When you write out the listing, keep each word exactly as it stands but include none of its images.
____ LISTED ENTRIES
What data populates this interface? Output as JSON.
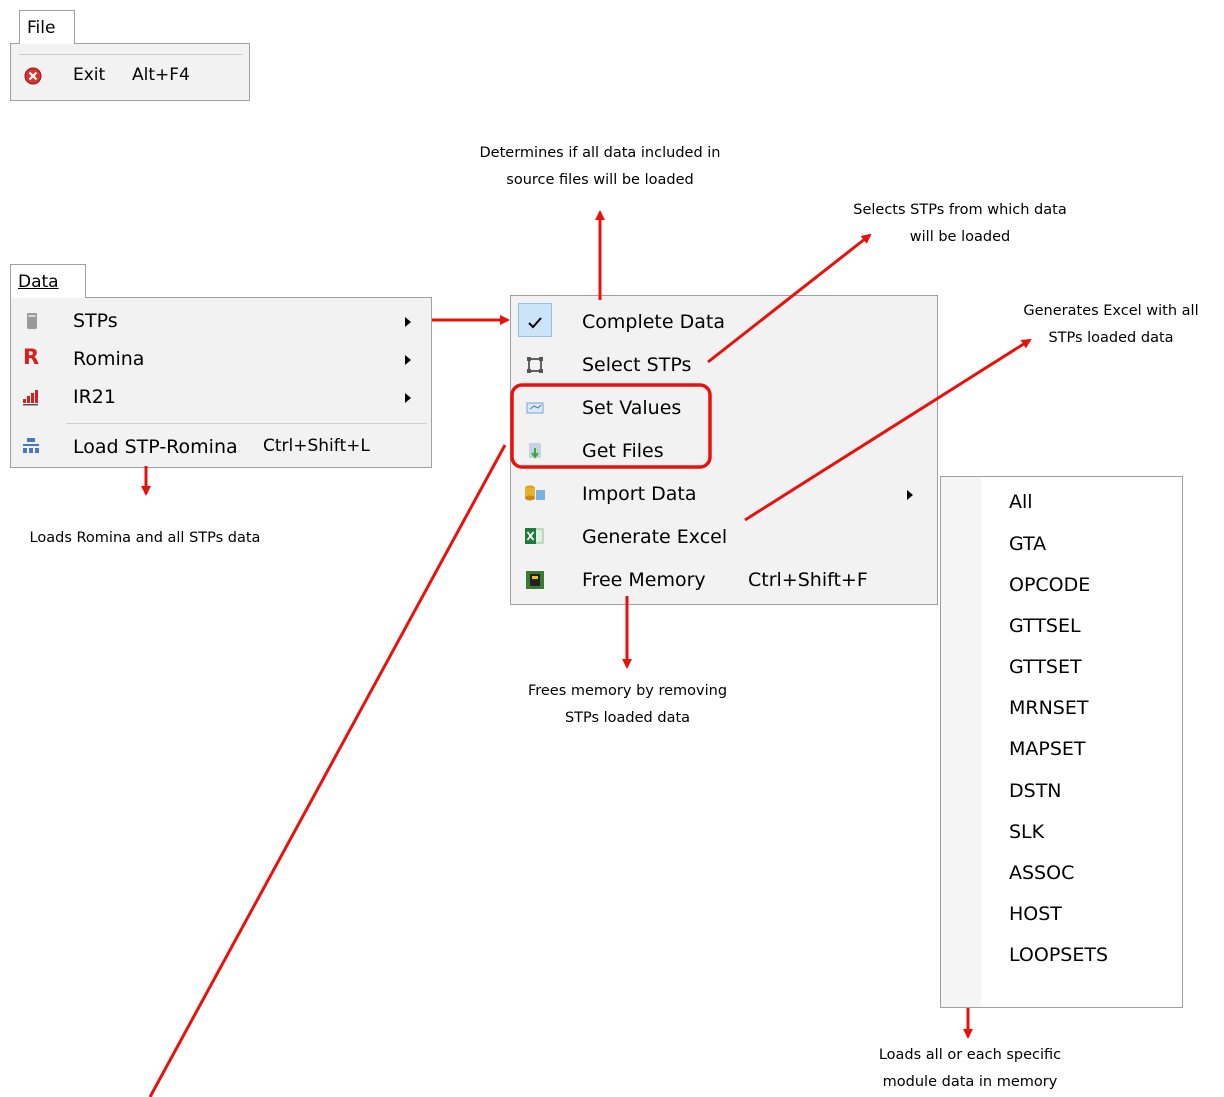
{
  "file_menu": {
    "header": "File",
    "items": [
      {
        "icon": "exit-icon",
        "label": "Exit",
        "shortcut": "Alt+F4"
      }
    ]
  },
  "data_menu": {
    "header": "Data",
    "items": [
      {
        "icon": "server-icon",
        "label": "STPs",
        "has_submenu": true
      },
      {
        "icon": "romina-r-icon",
        "label": "Romina",
        "has_submenu": true
      },
      {
        "icon": "ir21-bars-icon",
        "label": "IR21",
        "has_submenu": true
      },
      {
        "icon": "hierarchy-icon",
        "label": "Load STP-Romina",
        "shortcut": "Ctrl+Shift+L"
      }
    ]
  },
  "stps_submenu": {
    "items": [
      {
        "icon": "checkmark-icon",
        "label": "Complete Data",
        "checked": true
      },
      {
        "icon": "selection-icon",
        "label": "Select STPs"
      },
      {
        "icon": "set-values-icon",
        "label": "Set Values"
      },
      {
        "icon": "get-files-icon",
        "label": "Get Files"
      },
      {
        "icon": "database-icon",
        "label": "Import Data",
        "has_submenu": true
      },
      {
        "icon": "excel-icon",
        "label": "Generate Excel"
      },
      {
        "icon": "memory-icon",
        "label": "Free Memory",
        "shortcut": "Ctrl+Shift+F"
      }
    ]
  },
  "import_submenu": {
    "items": [
      "All",
      "GTA",
      "OPCODE",
      "GTTSEL",
      "GTTSET",
      "MRNSET",
      "MAPSET",
      "DSTN",
      "SLK",
      "ASSOC",
      "HOST",
      "LOOPSETS"
    ]
  },
  "annotations": {
    "complete_data": [
      "Determines if all data included in",
      "source files will be loaded"
    ],
    "select_stps": [
      "Selects STPs from which data",
      "will be loaded"
    ],
    "generate_excel": [
      "Generates Excel with all",
      "STPs loaded data"
    ],
    "load_stp_romina": "Loads Romina and all STPs data",
    "free_memory": [
      "Frees memory by removing",
      "STPs loaded data"
    ],
    "import_data": [
      "Loads all or each specific",
      "module data in memory"
    ]
  },
  "colors": {
    "arrow": "#e8120c",
    "highlight": "#e8120c",
    "check_bg": "#cce4f7"
  }
}
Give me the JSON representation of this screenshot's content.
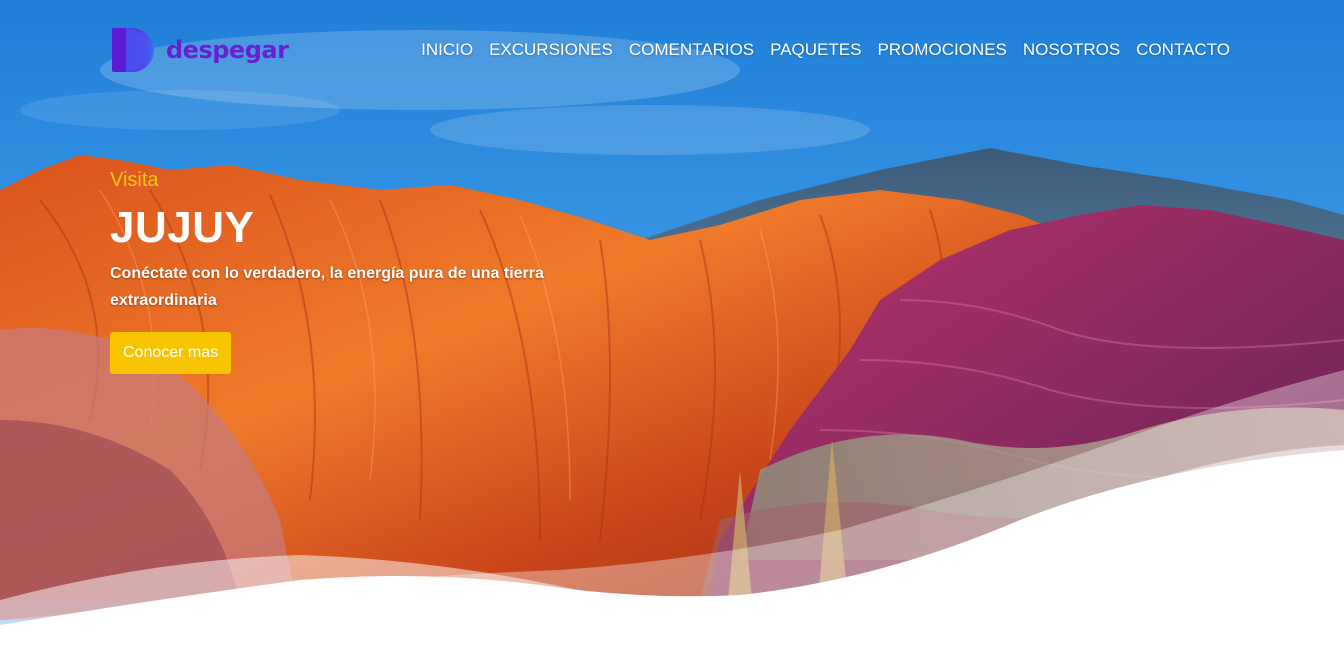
{
  "brand": {
    "name": "despegar"
  },
  "nav": {
    "items": [
      "INICIO",
      "EXCURSIONES",
      "COMENTARIOS",
      "PAQUETES",
      "PROMOCIONES",
      "NOSOTROS",
      "CONTACTO"
    ]
  },
  "hero": {
    "kicker": "Visita",
    "title": "JUJUY",
    "subtitle": "Conéctate con lo verdadero, la energía pura de una tierra extraordinaria",
    "cta_label": "Conocer mas"
  },
  "colors": {
    "brand_purple": "#6a1fd1",
    "brand_blue": "#3d3cf0",
    "accent_yellow": "#f7c400",
    "sky_blue": "#2f8ee0"
  }
}
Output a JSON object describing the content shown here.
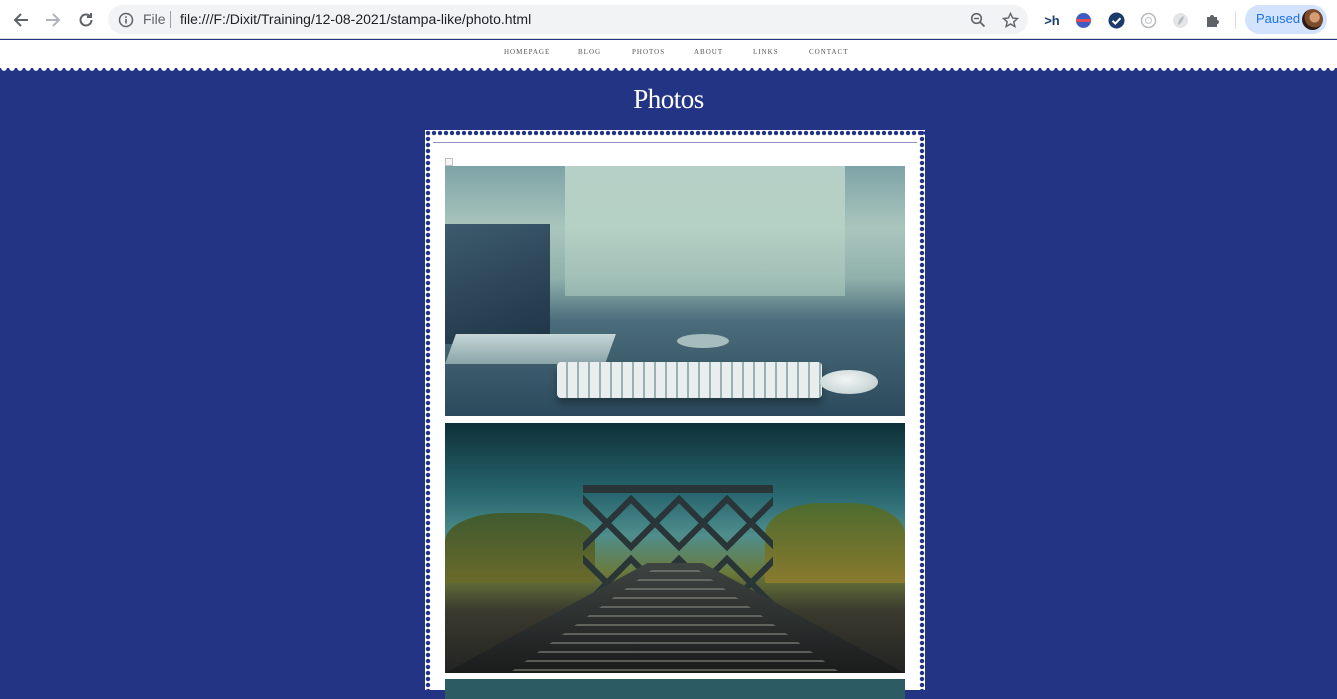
{
  "browser": {
    "omnibox": {
      "scheme_label": "File",
      "url": "file:///F:/Dixit/Training/12-08-2021/stampa-like/photo.html"
    },
    "profile": {
      "status_label": "Paused"
    },
    "extensions": [
      {
        "icon": "h-extension-icon",
        "label": ">h"
      },
      {
        "icon": "globe-extension-icon"
      },
      {
        "icon": "check-extension-icon"
      },
      {
        "icon": "circle-extension-icon"
      },
      {
        "icon": "leaf-extension-icon"
      },
      {
        "icon": "puzzle-icon"
      }
    ]
  },
  "site": {
    "nav": [
      "HOMEPAGE",
      "BLOG",
      "PHOTOS",
      "ABOUT",
      "LINKS",
      "CONTACT"
    ],
    "page_title": "Photos",
    "colors": {
      "background": "#243485",
      "card": "#ffffff"
    }
  },
  "photos": [
    {
      "subject": "laptop-keyboard-desk"
    },
    {
      "subject": "railway-bridge"
    },
    {
      "subject": "third-photo-partial"
    }
  ]
}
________
** OUTPUT OF THE EXERCISE **
What data populates this interface? Output as JSON.
{
  "file_menu": {
    "header": "File",
    "items": [
      {
        "icon": "exit-icon",
        "label": "Exit",
        "shortcut": "Alt+F4"
      }
    ]
  },
  "data_menu": {
    "header": "Data",
    "items": [
      {
        "icon": "server-icon",
        "label": "STPs",
        "has_submenu": true
      },
      {
        "icon": "romina-r-icon",
        "label": "Romina",
        "has_submenu": true
      },
      {
        "icon": "ir21-bars-icon",
        "label": "IR21",
        "has_submenu": true
      },
      {
        "icon": "hierarchy-icon",
        "label": "Load STP-Romina",
        "shortcut": "Ctrl+Shift+L"
      }
    ]
  },
  "stps_submenu": {
    "items": [
      {
        "icon": "checkmark-icon",
        "label": "Complete Data",
        "checked": true
      },
      {
        "icon": "selection-icon",
        "label": "Select STPs"
      },
      {
        "icon": "set-values-icon",
        "label": "Set Values"
      },
      {
        "icon": "get-files-icon",
        "label": "Get Files"
      },
      {
        "icon": "database-icon",
        "label": "Import Data",
        "has_submenu": true
      },
      {
        "icon": "excel-icon",
        "label": "Generate Excel"
      },
      {
        "icon": "memory-icon",
        "label": "Free Memory",
        "shortcut": "Ctrl+Shift+F"
      }
    ]
  },
  "import_submenu": {
    "items": [
      "All",
      "GTA",
      "OPCODE",
      "GTTSEL",
      "GTTSET",
      "MRNSET",
      "MAPSET",
      "DSTN",
      "SLK",
      "ASSOC",
      "HOST",
      "LOOPSETS"
    ]
  },
  "annotations": {
    "complete_data": [
      "Determines if all data included in",
      "source files will be loaded"
    ],
    "select_stps": [
      "Selects STPs from which data",
      "will be loaded"
    ],
    "generate_excel": [
      "Generates Excel with all",
      "STPs loaded data"
    ],
    "load_stp_romina": "Loads Romina and all STPs data",
    "free_memory": [
      "Frees memory by removing",
      "STPs loaded data"
    ],
    "import_data": [
      "Loads all or each specific",
      "module data in memory"
    ]
  },
  "colors": {
    "arrow": "#e8120c",
    "highlight": "#e8120c",
    "check_bg": "#cce4f7"
  }
}
Give me the JSON representation of this screenshot's content.
{
  "brand": {
    "name": "despegar"
  },
  "nav": {
    "items": [
      "INICIO",
      "EXCURSIONES",
      "COMENTARIOS",
      "PAQUETES",
      "PROMOCIONES",
      "NOSOTROS",
      "CONTACTO"
    ]
  },
  "hero": {
    "kicker": "Visita",
    "title": "JUJUY",
    "subtitle": "Conéctate con lo verdadero, la energía pura de una tierra extraordinaria",
    "cta_label": "Conocer mas"
  },
  "colors": {
    "brand_purple": "#6a1fd1",
    "brand_blue": "#3d3cf0",
    "accent_yellow": "#f7c400",
    "sky_blue": "#2f8ee0"
  }
}
Output a JSON object describing the content shown here.
{
  "browser": {
    "omnibox": {
      "scheme_label": "File",
      "url": "file:///F:/Dixit/Training/12-08-2021/stampa-like/photo.html"
    },
    "profile": {
      "status_label": "Paused"
    },
    "extensions": [
      {
        "icon": "h-extension-icon",
        "label": ">h"
      },
      {
        "icon": "globe-extension-icon"
      },
      {
        "icon": "check-extension-icon"
      },
      {
        "icon": "circle-extension-icon"
      },
      {
        "icon": "leaf-extension-icon"
      },
      {
        "icon": "puzzle-icon"
      }
    ]
  },
  "site": {
    "nav": [
      "HOMEPAGE",
      "BLOG",
      "PHOTOS",
      "ABOUT",
      "LINKS",
      "CONTACT"
    ],
    "page_title": "Photos",
    "colors": {
      "background": "#243485",
      "card": "#ffffff"
    }
  },
  "photos": [
    {
      "subject": "laptop-keyboard-desk"
    },
    {
      "subject": "railway-bridge"
    },
    {
      "subject": "third-photo-partial"
    }
  ]
}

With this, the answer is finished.